Con*front"

(?), v. t. [imp. & p. p. Confronted; p. pr. & vb. n. Confronting.] [F. confronter; L. con- + frons the forehead or front. See Front.] 1. To stand facing or in front of; to face; esp. to face hostilely; to oppose with firmness.
[1913 Webster]

We four, indeed, confronted were with four
In Russian habit.
Shak.
[1913 Webster]

He spoke and then confronts the bull.
Dryden.
[1913 Webster]

Hester caught hold of Pearl, and drew her forcibly into her arms, confronting the old Puritan magistrate with almost a fierce expression.
Hawthorne.
[1913 Webster]

It was impossible at once to confront the might of France and to trample on the liberties of England.
Macaulay.
[1913 Webster]

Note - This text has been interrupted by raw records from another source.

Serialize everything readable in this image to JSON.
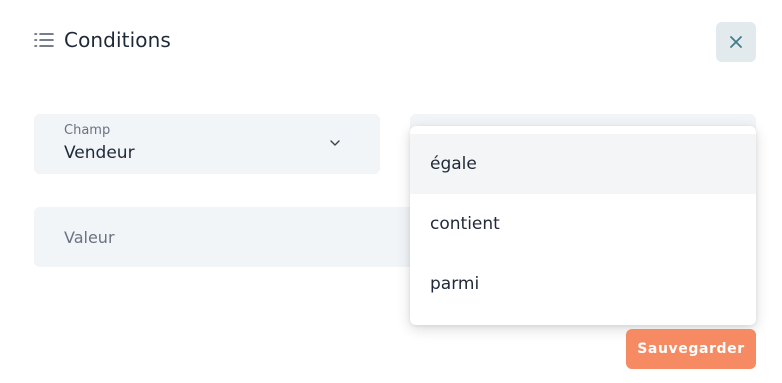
{
  "header": {
    "title": "Conditions",
    "icon": "list-icon"
  },
  "close_button": {
    "icon": "close-icon",
    "color": "#437a8c"
  },
  "field_select": {
    "label": "Champ",
    "value": "Vendeur",
    "icon": "chevron-down-icon"
  },
  "operator_select": {
    "options": [
      "égale",
      "contient",
      "parmi"
    ],
    "highlighted_index": 0
  },
  "value_input": {
    "placeholder": "Valeur",
    "value": ""
  },
  "save_button": {
    "label": "Sauvegarder",
    "color": "#f68a62"
  }
}
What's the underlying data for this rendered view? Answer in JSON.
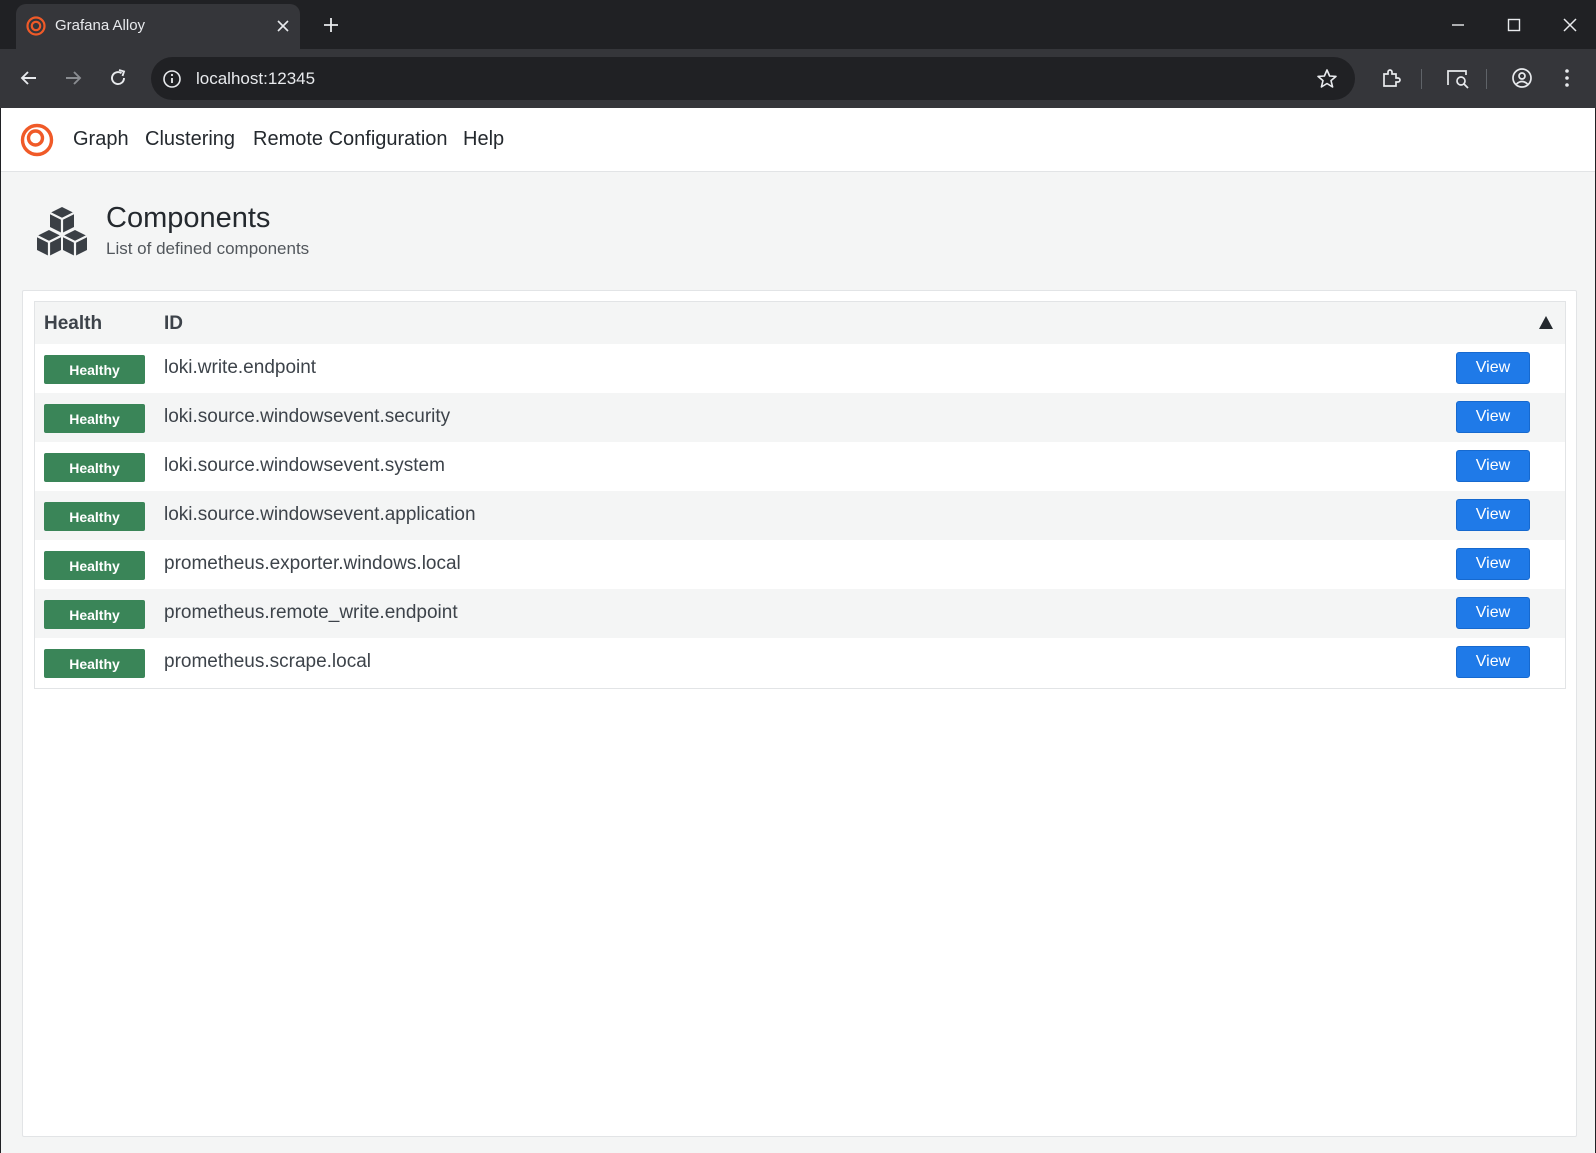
{
  "browser": {
    "tab_title": "Grafana Alloy",
    "url": "localhost:12345"
  },
  "nav": {
    "links": [
      "Graph",
      "Clustering",
      "Remote Configuration",
      "Help"
    ]
  },
  "header": {
    "title": "Components",
    "subtitle": "List of defined components"
  },
  "table": {
    "columns": [
      "Health",
      "ID"
    ],
    "sort_indicator": "▲",
    "rows": [
      {
        "health": "Healthy",
        "id": "loki.write.endpoint",
        "action": "View"
      },
      {
        "health": "Healthy",
        "id": "loki.source.windowsevent.security",
        "action": "View"
      },
      {
        "health": "Healthy",
        "id": "loki.source.windowsevent.system",
        "action": "View"
      },
      {
        "health": "Healthy",
        "id": "loki.source.windowsevent.application",
        "action": "View"
      },
      {
        "health": "Healthy",
        "id": "prometheus.exporter.windows.local",
        "action": "View"
      },
      {
        "health": "Healthy",
        "id": "prometheus.remote_write.endpoint",
        "action": "View"
      },
      {
        "health": "Healthy",
        "id": "prometheus.scrape.local",
        "action": "View"
      }
    ]
  },
  "colors": {
    "healthy": "#3a8558",
    "primary_button": "#1f7ae8",
    "brand": "#f05a28"
  }
}
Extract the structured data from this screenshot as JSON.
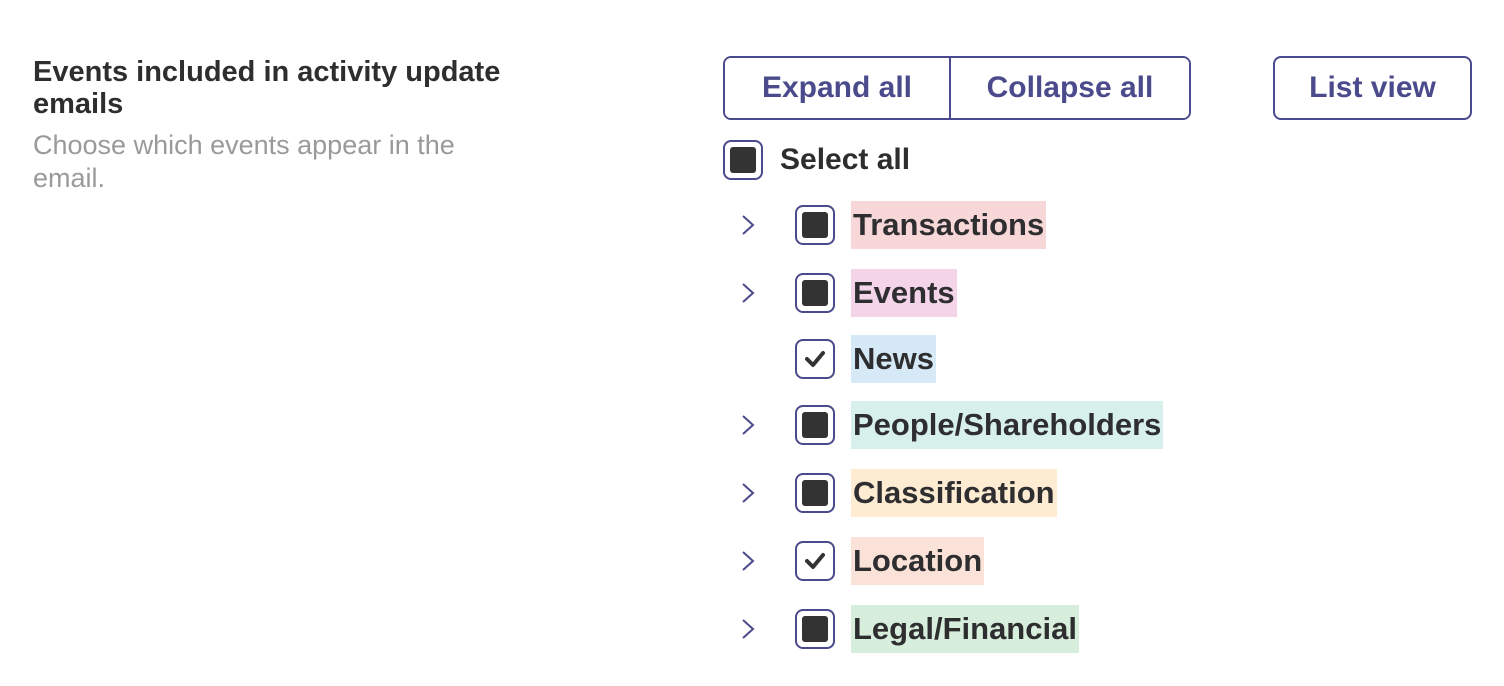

2. To put face to face; to cause to face or to meet; as, to confront one with the proofs of his wrong doing.
[1913 Webster]

3. To set in opposition for examination; to put in contrast; to compare.
[1913 Webster]

When I confront a medal with a verse, I only show you the same design executed by different hands.
Addison.
[1913 Webster]

 

New - Add Dictionary Search to Your Site

You can add a free dictionary search box to your own web site by copying and pasting the following HTML into one of your web pages:

<form action="http://www.freedict.co.uk/search.php" method="post">
 <p style="text-align: center; font-family: sans-serif;">
  <a style="font-weight: bold;" href="http://www.freedict.co.uk/"
     title="FreeDict free online dictionary">FreeDict</a>
  <input type="text" name="word" size="20" value="" />
  <input type="submit" name="submit" value="Search Dictionary" />
 </p>
</form>

 

a b c d e f g h i j k l m n o p q r s t u v w x y z

Wed 12th December 2018